<<<<

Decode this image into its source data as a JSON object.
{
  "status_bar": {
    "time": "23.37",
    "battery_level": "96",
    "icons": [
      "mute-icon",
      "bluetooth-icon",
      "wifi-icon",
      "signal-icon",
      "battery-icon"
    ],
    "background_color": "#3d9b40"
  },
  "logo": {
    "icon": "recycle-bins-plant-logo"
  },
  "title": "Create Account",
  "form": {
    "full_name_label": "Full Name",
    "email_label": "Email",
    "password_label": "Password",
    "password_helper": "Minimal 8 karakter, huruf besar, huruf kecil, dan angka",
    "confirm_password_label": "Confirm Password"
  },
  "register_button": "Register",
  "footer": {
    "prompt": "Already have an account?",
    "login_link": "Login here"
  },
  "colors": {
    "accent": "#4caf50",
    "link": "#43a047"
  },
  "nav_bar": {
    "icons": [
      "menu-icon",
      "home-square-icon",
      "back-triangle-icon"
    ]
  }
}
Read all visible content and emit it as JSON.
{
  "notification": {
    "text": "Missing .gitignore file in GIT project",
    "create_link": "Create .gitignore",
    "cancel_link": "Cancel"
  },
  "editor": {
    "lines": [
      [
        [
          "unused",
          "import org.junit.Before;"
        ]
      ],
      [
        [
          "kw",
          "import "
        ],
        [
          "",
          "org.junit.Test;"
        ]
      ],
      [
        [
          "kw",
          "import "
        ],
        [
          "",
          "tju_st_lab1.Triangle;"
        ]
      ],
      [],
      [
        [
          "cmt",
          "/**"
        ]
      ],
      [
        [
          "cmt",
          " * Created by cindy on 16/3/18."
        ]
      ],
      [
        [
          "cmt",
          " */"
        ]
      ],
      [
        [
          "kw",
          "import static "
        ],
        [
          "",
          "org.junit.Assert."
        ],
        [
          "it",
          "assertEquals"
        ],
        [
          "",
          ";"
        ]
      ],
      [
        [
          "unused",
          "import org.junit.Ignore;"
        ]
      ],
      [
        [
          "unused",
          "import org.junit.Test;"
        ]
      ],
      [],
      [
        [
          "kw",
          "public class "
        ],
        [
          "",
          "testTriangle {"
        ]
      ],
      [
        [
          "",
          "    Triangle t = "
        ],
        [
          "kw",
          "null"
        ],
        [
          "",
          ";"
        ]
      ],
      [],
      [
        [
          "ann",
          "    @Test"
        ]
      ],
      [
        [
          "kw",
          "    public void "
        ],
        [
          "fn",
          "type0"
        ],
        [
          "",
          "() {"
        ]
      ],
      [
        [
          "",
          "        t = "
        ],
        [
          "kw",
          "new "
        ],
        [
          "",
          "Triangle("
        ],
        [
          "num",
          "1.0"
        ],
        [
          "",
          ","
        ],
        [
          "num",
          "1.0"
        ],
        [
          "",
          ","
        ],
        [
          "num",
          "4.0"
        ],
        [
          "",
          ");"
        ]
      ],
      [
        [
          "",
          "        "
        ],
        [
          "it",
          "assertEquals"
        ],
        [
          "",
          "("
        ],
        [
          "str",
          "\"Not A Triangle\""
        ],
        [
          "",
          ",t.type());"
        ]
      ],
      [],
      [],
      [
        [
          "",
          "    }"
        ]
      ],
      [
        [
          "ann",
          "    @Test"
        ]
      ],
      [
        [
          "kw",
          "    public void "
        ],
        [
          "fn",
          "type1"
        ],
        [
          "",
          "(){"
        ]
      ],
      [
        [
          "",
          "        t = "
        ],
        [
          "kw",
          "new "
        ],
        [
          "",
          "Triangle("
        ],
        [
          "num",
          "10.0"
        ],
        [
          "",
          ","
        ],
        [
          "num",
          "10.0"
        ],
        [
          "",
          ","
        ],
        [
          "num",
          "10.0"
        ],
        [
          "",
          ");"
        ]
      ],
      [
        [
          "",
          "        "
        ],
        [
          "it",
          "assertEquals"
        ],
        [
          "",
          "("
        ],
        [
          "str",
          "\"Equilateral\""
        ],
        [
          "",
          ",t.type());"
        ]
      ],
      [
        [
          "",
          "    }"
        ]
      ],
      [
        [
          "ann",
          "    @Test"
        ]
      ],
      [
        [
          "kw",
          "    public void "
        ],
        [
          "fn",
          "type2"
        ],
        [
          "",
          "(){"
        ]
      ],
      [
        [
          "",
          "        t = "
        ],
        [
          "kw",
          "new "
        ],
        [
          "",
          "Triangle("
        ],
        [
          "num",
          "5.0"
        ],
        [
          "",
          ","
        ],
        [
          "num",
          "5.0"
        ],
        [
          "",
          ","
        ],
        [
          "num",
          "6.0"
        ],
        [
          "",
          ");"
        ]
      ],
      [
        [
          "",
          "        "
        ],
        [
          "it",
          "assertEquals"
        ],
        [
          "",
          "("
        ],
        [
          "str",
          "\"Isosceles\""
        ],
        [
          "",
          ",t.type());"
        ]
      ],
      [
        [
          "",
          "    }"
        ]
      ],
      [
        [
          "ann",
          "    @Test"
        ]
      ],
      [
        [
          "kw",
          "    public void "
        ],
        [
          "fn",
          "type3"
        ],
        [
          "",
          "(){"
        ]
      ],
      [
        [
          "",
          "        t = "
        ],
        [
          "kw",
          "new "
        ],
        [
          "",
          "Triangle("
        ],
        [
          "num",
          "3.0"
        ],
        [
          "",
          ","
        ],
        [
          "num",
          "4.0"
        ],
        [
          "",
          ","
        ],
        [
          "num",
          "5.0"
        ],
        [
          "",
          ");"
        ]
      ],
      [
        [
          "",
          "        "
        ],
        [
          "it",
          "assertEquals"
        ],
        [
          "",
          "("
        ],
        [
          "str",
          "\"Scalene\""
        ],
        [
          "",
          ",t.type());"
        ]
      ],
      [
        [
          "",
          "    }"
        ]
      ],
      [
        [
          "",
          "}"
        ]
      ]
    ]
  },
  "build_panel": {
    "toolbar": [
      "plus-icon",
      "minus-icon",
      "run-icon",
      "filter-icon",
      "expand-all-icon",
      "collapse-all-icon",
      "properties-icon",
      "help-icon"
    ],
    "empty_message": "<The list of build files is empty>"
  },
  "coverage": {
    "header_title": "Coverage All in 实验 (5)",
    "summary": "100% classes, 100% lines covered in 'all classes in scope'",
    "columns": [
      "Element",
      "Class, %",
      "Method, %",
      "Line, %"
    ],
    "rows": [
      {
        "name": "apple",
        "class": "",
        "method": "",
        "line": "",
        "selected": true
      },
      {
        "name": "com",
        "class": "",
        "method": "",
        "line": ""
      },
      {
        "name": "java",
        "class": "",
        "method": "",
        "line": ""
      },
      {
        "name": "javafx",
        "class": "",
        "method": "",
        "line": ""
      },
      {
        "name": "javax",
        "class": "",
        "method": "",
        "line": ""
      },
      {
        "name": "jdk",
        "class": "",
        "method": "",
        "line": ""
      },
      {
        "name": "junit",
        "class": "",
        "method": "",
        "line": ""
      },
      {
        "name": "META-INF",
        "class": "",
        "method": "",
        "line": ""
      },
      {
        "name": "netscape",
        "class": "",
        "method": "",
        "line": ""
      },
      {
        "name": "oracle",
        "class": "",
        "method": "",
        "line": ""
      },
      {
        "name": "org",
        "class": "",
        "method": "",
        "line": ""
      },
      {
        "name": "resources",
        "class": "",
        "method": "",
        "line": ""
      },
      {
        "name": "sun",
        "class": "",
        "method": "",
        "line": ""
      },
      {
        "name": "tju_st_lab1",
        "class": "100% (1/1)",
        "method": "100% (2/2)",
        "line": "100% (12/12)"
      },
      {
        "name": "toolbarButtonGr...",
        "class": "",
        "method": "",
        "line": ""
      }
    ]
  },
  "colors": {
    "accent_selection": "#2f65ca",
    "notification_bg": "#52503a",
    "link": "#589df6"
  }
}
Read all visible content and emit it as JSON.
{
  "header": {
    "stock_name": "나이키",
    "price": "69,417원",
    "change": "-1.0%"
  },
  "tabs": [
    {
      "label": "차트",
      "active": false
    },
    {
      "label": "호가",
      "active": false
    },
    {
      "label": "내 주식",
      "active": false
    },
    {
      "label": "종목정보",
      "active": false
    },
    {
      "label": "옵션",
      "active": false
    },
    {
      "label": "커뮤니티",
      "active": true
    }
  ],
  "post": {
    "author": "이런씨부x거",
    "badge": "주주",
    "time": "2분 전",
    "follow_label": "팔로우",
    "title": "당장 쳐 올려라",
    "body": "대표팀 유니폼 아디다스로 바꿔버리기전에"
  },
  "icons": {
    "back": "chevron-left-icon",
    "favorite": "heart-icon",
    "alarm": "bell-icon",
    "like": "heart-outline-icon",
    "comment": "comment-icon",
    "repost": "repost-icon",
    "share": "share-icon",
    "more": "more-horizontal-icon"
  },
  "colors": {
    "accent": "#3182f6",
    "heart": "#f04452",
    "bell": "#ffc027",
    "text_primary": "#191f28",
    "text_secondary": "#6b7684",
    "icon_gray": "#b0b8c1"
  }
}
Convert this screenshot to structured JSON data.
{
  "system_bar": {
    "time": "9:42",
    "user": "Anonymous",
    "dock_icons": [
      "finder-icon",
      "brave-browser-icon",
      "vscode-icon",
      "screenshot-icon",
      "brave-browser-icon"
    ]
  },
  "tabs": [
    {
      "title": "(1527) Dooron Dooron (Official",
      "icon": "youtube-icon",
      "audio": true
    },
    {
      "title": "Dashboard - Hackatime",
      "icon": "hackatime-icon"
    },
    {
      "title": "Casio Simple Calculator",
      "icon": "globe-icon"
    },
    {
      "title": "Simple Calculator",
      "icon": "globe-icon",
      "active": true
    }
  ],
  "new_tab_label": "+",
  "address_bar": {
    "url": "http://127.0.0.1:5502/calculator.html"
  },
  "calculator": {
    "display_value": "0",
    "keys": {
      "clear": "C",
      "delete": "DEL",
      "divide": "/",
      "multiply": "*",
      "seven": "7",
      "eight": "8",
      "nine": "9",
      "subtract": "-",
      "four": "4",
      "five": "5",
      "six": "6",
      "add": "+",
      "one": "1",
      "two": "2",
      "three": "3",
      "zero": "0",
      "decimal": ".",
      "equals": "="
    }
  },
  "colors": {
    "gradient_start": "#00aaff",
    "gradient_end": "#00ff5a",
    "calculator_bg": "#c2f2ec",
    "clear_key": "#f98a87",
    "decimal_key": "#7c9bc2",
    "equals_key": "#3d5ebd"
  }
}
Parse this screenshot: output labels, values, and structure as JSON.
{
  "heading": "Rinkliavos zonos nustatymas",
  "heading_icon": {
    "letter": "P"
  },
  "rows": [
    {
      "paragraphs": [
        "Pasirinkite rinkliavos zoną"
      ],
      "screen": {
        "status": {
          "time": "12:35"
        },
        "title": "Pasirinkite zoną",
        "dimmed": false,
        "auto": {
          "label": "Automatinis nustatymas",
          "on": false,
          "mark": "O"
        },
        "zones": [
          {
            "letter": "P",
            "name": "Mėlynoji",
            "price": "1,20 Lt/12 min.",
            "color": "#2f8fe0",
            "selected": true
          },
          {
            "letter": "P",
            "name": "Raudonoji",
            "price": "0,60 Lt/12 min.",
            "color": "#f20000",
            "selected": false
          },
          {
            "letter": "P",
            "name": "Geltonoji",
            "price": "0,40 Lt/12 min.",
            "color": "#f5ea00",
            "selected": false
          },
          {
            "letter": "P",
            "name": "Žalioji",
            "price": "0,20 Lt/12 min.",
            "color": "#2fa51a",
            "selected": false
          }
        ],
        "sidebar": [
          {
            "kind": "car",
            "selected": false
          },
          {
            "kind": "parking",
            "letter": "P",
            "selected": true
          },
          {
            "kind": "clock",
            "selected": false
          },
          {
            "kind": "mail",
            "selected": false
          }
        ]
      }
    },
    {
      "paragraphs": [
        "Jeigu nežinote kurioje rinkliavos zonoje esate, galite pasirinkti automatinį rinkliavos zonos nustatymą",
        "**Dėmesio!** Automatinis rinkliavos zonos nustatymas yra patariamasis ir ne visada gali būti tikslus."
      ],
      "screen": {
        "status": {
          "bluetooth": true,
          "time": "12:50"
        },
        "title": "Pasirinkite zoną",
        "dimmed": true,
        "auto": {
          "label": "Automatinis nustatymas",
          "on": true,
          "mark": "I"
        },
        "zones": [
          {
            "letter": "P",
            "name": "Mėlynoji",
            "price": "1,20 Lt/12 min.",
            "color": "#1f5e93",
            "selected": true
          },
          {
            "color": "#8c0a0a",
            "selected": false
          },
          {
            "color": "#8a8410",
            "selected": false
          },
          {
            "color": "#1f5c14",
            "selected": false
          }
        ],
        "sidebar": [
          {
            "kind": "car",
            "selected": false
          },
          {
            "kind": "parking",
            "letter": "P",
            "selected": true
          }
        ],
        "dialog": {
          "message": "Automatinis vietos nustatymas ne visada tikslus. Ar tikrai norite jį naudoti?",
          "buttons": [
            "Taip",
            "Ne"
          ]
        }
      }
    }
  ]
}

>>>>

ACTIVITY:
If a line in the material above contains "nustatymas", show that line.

WRITTEN ANSWER:
  "heading": "Rinkliavos zonos nustatymas",
          "label": "Automatinis nustatymas",
        "**Dėmesio!** Automatinis rinkliavos zonos nustatymas yra patariamasis ir ne visada gali būti tikslus."
          "label": "Automatinis nustatymas",
          "message": "Automatinis vietos nustatymas ne visada tikslus. Ar tikrai norite jį naudoti?",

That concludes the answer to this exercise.